San Francisco District Attorney George Gascón today (Wednesday, October 10) called on reinstated Sheriff Ross Mirkarimi to recuse himself from his duties relating to the custody, supervision, safety, and rehabilitation of domestic violence offenders.
“Ross Mirkarimi is on probation in this county for a crime of domestic violence,” Gascón said in a statement. “He is, at a minimum, incapable of adequately performing the functions of his office that relate to crimes of domestic violence.”
Mirkarimi didn’t immediately respond to requests for comment.
[Updated 10/12/12]: Mirkarimi’s attorney David Waggoner said in an email Wednesday that the sheriff “is focused on renewing his job duties and it would be inappropriate and premature to respond to demands made in the heat of the moment. It’s time for cooler heads to prevail on all sides and for everyone to get back to performing the jobs they were elected to carry out.” [End update]
The Board of Supervisors voted 7-4 Tuesday, October 9 not to sustain Mayor Ed Lee’s official misconduct charges against Mirkarimi. Lee suspended Mirkarimi without pay in March after he pleaded guilty to a misdemeanor charge that stemmed from a December 2011 domestic violence incident with his wife, Eliana Lopez.

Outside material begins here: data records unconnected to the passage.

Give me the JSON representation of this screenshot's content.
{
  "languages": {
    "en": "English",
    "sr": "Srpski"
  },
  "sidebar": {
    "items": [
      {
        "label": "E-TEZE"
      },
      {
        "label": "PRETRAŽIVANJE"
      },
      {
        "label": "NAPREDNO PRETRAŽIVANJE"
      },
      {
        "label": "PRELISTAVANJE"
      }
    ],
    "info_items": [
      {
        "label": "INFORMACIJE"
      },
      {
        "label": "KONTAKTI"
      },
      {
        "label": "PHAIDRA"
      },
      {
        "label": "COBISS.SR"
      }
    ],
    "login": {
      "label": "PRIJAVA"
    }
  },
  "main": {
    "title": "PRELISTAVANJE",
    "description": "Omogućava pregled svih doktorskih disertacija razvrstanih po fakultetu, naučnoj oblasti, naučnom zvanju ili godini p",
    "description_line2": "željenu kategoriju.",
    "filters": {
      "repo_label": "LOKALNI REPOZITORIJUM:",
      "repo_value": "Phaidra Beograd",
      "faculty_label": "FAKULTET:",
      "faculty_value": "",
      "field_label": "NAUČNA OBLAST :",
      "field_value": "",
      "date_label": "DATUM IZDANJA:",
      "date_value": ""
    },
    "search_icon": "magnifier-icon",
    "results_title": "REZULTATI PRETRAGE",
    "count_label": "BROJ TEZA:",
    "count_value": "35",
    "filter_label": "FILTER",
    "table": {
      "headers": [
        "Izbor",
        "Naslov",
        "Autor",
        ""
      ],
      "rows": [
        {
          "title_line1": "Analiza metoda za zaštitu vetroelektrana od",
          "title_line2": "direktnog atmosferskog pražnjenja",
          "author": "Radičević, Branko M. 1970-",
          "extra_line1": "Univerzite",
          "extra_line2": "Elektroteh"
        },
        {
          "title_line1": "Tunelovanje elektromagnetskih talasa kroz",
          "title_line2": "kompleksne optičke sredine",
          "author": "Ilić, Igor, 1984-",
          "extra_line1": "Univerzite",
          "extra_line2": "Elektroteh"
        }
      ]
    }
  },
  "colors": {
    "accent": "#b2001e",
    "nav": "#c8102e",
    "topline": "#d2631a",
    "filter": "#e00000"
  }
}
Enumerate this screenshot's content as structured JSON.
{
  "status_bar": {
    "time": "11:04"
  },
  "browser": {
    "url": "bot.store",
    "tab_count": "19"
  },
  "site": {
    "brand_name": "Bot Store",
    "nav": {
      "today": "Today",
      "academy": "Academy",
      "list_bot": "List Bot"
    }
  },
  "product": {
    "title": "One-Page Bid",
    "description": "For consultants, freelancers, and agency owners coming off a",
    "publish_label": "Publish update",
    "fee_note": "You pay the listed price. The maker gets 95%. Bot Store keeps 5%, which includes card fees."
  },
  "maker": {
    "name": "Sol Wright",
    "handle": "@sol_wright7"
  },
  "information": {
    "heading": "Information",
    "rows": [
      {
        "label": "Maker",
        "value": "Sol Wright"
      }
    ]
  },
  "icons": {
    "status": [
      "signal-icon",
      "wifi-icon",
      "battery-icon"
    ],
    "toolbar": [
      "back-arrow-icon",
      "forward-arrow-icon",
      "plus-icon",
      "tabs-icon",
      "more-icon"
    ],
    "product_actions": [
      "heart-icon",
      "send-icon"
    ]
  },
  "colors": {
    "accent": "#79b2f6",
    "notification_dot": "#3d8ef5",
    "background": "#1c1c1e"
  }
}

The DA said he appreciates the work of the board and other city officials, but “I believe I echo the sentiment of many San Franciscans when I say I have grave concerns about Ross Mirkarimi’s ability to manage the sheriff’s department. … What I will not accept is any compromise of public safety as a result of his reinstatement.”
During the remainder of Mirkarimi’s three-year probation sentence, Gascón said, “he needs to wall himself off from this conflict by appointing a high level administrator within his department to oversee all domestic violence related work.” That administrator should be allowed to make all domestic violence-related decisions, including the domestic violence batterer’s program overseen by the sheriff’s department, supervision of inmates being held for domestic violence-related crimes, and direct discipline of sheriff’s personnel charged for domestic violence crimes, the DA said.
“I will not allow the clock to be rolled back on 30 years of progress in protecting victims of domestic violence,” Gascón stated. “No victim of crime should fear that their call for help will go unanswered. No victim should have to consider whether their claim will be taken seriously because they are reporting it to an individual who has committed the same crime.”
Gascón has encountered some questions about his office’s handling of domestic violence cases. The SF Public Press recently reported the DA’s office’s “prosecutions for domestic violence crimes was the lowest per capita in the Bay Area.” Gascón has said his office would examine the situation, the news site reported.